[Opening EXERCISE MATERIALS section]

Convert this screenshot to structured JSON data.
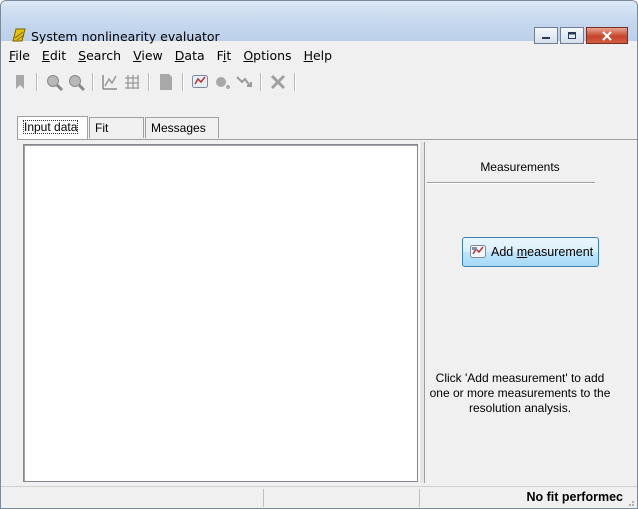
{
  "window": {
    "title": "System nonlinearity evaluator",
    "app_icon": "app-logo-icon",
    "controls": [
      "minimize-icon",
      "maximize-icon",
      "close-icon"
    ]
  },
  "menu": [
    "File",
    "Edit",
    "Search",
    "View",
    "Data",
    "Fit",
    "Options",
    "Help"
  ],
  "menu_mnemonics": [
    "F",
    "E",
    "S",
    "V",
    "D",
    "i",
    "O",
    "H"
  ],
  "toolbar": {
    "icons": [
      "bookmark-icon",
      "zoom-in-icon",
      "zoom-out-icon",
      "fit-view-icon",
      "grid-icon",
      "page-icon",
      "add-measurement-icon",
      "point-icon",
      "trend-icon",
      "delete-icon"
    ]
  },
  "tabs": [
    "Input data",
    "Fit",
    "Messages"
  ],
  "active_tab": "Input data",
  "measurements_panel": {
    "title": "Measurements",
    "add_button_prefix": "Add ",
    "add_button_mnemonic": "m",
    "add_button_suffix": "easurement",
    "help_line1": "Click 'Add measurement' to add",
    "help_line2": "one or more measurements to the",
    "help_line3": "resolution analysis."
  },
  "status": {
    "text": "No fit performec"
  },
  "colors": {
    "title_gradient_top": "#dbe8f6",
    "close_button": "#c8452b",
    "app_icon": "#e0b800",
    "button_border": "#3c7fb1"
  }
}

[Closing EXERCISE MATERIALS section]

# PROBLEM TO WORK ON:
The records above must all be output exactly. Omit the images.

# ANSWER TO THIS EXERCISE:
Convert this screenshot to structured JSON data.
{
  "window": {
    "title": "System nonlinearity evaluator",
    "app_icon": "app-logo-icon",
    "controls": [
      "minimize-icon",
      "maximize-icon",
      "close-icon"
    ]
  },
  "menu": [
    "File",
    "Edit",
    "Search",
    "View",
    "Data",
    "Fit",
    "Options",
    "Help"
  ],
  "menu_mnemonics": [
    "F",
    "E",
    "S",
    "V",
    "D",
    "i",
    "O",
    "H"
  ],
  "toolbar": {
    "icons": [
      "bookmark-icon",
      "zoom-in-icon",
      "zoom-out-icon",
      "fit-view-icon",
      "grid-icon",
      "page-icon",
      "add-measurement-icon",
      "point-icon",
      "trend-icon",
      "delete-icon"
    ]
  },
  "tabs": [
    "Input data",
    "Fit",
    "Messages"
  ],
  "active_tab": "Input data",
  "measurements_panel": {
    "title": "Measurements",
    "add_button_prefix": "Add ",
    "add_button_mnemonic": "m",
    "add_button_suffix": "easurement",
    "help_line1": "Click 'Add measurement' to add",
    "help_line2": "one or more measurements to the",
    "help_line3": "resolution analysis."
  },
  "status": {
    "text": "No fit performec"
  },
  "colors": {
    "title_gradient_top": "#dbe8f6",
    "close_button": "#c8452b",
    "app_icon": "#e0b800",
    "button_border": "#3c7fb1"
  }
}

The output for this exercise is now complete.